Segment Start: RAW DATA
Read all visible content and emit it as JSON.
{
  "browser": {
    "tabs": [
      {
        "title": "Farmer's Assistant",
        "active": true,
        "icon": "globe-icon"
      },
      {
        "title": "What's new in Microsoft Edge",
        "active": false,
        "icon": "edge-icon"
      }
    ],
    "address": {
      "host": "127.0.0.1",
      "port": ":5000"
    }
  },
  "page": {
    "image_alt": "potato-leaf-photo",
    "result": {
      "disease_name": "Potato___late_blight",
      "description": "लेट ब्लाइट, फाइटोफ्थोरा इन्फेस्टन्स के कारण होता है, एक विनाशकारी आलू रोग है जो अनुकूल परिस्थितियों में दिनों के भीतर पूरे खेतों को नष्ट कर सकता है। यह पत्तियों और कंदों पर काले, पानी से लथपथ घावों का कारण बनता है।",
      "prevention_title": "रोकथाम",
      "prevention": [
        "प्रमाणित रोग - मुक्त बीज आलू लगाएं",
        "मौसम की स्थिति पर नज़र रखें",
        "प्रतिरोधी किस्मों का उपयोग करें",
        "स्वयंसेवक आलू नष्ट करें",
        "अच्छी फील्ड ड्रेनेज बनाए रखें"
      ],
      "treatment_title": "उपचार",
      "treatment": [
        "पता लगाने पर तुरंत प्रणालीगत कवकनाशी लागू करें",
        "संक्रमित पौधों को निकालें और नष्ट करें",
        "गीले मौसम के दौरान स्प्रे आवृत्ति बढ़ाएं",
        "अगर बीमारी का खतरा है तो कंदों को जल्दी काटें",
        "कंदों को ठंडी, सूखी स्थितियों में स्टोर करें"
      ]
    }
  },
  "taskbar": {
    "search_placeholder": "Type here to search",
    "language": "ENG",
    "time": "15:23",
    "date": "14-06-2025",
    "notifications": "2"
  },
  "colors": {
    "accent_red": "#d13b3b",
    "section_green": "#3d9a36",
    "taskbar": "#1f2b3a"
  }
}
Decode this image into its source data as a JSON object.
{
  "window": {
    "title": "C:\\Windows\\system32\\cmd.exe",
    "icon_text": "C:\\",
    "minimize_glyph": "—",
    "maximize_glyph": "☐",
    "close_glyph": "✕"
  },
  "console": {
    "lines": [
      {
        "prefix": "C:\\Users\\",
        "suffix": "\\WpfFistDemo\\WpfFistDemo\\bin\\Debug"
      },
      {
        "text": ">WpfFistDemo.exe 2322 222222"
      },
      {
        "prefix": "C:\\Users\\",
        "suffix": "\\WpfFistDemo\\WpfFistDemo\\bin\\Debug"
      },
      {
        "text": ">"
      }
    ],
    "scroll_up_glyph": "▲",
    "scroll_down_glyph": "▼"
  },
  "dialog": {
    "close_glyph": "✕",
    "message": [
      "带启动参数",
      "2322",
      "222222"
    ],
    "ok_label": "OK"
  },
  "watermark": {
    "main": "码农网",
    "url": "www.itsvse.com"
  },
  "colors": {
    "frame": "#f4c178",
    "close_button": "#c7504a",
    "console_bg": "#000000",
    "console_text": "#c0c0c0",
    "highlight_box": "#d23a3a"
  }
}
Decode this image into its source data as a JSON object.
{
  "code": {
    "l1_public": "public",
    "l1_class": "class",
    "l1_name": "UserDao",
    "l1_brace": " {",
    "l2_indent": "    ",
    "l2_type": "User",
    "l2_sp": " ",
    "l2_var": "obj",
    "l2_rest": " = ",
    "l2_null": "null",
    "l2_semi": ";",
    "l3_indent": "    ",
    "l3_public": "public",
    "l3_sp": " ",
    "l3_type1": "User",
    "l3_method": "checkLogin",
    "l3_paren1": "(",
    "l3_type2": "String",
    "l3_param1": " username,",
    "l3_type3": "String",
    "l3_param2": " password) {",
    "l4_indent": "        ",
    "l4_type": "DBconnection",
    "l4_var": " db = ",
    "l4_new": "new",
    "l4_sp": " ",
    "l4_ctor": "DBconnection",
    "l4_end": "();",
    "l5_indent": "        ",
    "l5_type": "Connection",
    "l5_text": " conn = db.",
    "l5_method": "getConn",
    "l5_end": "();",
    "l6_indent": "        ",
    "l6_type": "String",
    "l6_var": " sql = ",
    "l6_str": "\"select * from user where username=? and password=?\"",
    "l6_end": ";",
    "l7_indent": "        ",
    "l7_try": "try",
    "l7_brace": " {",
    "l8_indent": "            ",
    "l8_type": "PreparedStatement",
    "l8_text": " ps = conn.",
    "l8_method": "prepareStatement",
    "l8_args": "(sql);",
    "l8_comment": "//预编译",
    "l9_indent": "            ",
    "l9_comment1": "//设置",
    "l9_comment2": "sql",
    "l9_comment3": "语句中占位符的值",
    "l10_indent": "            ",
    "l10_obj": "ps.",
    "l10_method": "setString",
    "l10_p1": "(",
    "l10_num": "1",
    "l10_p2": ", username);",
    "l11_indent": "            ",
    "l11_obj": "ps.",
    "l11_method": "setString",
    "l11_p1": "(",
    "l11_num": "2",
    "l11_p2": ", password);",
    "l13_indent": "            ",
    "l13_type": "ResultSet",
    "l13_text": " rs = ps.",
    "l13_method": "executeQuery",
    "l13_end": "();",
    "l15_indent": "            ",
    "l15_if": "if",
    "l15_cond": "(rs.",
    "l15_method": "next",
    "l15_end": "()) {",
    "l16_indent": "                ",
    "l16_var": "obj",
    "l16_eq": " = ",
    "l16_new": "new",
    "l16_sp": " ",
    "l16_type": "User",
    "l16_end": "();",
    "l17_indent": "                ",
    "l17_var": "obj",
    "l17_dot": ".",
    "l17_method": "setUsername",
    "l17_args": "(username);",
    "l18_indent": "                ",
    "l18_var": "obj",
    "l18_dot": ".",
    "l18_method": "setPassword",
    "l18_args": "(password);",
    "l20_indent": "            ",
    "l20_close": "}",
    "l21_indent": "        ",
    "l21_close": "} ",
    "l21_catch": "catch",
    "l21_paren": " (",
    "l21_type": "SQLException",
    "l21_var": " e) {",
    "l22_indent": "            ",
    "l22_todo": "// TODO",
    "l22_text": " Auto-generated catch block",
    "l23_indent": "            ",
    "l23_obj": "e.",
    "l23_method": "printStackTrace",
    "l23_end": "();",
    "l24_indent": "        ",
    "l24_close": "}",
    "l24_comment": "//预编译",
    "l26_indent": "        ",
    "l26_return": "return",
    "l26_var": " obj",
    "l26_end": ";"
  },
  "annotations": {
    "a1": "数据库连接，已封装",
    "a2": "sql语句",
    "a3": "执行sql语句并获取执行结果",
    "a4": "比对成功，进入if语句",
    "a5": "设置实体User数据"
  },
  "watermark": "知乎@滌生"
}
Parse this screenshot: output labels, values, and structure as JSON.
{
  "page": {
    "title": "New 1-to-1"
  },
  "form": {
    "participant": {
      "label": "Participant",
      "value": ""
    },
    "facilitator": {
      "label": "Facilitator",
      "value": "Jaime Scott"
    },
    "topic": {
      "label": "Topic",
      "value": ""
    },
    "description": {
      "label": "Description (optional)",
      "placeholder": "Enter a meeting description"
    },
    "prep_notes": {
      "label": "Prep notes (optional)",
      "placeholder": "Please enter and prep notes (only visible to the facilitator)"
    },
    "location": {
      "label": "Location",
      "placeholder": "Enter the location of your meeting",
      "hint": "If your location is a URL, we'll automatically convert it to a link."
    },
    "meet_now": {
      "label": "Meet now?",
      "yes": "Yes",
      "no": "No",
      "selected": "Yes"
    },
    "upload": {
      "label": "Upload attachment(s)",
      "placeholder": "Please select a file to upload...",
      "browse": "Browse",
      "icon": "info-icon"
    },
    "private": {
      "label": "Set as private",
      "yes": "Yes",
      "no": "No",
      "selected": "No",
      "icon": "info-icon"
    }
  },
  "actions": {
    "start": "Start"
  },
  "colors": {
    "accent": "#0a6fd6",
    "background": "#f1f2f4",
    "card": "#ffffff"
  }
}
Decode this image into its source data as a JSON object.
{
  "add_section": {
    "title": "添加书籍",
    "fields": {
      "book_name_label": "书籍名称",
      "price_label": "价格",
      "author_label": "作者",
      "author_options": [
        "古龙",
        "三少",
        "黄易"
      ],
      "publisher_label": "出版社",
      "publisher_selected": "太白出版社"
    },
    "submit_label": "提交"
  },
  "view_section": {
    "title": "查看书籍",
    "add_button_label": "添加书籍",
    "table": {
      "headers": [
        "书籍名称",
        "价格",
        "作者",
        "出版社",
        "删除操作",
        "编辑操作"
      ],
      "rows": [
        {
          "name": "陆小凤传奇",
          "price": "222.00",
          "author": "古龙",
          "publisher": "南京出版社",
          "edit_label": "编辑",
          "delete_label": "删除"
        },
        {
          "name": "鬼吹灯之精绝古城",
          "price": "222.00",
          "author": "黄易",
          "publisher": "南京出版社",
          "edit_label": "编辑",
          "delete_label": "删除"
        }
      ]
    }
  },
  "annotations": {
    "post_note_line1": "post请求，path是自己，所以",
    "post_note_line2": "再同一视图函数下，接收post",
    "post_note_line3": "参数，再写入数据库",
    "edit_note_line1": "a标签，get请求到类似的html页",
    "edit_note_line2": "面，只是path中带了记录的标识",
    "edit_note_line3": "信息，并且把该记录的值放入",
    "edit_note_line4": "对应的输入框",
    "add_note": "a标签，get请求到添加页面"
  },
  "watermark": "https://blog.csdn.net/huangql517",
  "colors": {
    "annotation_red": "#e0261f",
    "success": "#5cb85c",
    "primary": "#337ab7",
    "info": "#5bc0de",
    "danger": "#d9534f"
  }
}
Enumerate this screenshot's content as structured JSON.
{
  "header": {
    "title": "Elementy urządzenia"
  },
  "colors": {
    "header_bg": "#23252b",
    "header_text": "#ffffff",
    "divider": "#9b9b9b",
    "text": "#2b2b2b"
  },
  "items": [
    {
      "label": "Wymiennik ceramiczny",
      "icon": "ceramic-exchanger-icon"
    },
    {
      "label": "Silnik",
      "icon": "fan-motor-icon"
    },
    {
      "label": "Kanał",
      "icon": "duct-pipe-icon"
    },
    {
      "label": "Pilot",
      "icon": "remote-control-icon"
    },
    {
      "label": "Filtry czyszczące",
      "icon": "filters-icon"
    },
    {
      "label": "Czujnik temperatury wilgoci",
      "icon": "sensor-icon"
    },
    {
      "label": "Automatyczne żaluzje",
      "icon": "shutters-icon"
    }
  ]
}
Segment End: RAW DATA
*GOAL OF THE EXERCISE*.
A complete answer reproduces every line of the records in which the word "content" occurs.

*REPLY TO THE EXERCISE*.
Read all visible content and emit it as JSON.
Enumerate this screenshot's content as structured JSON.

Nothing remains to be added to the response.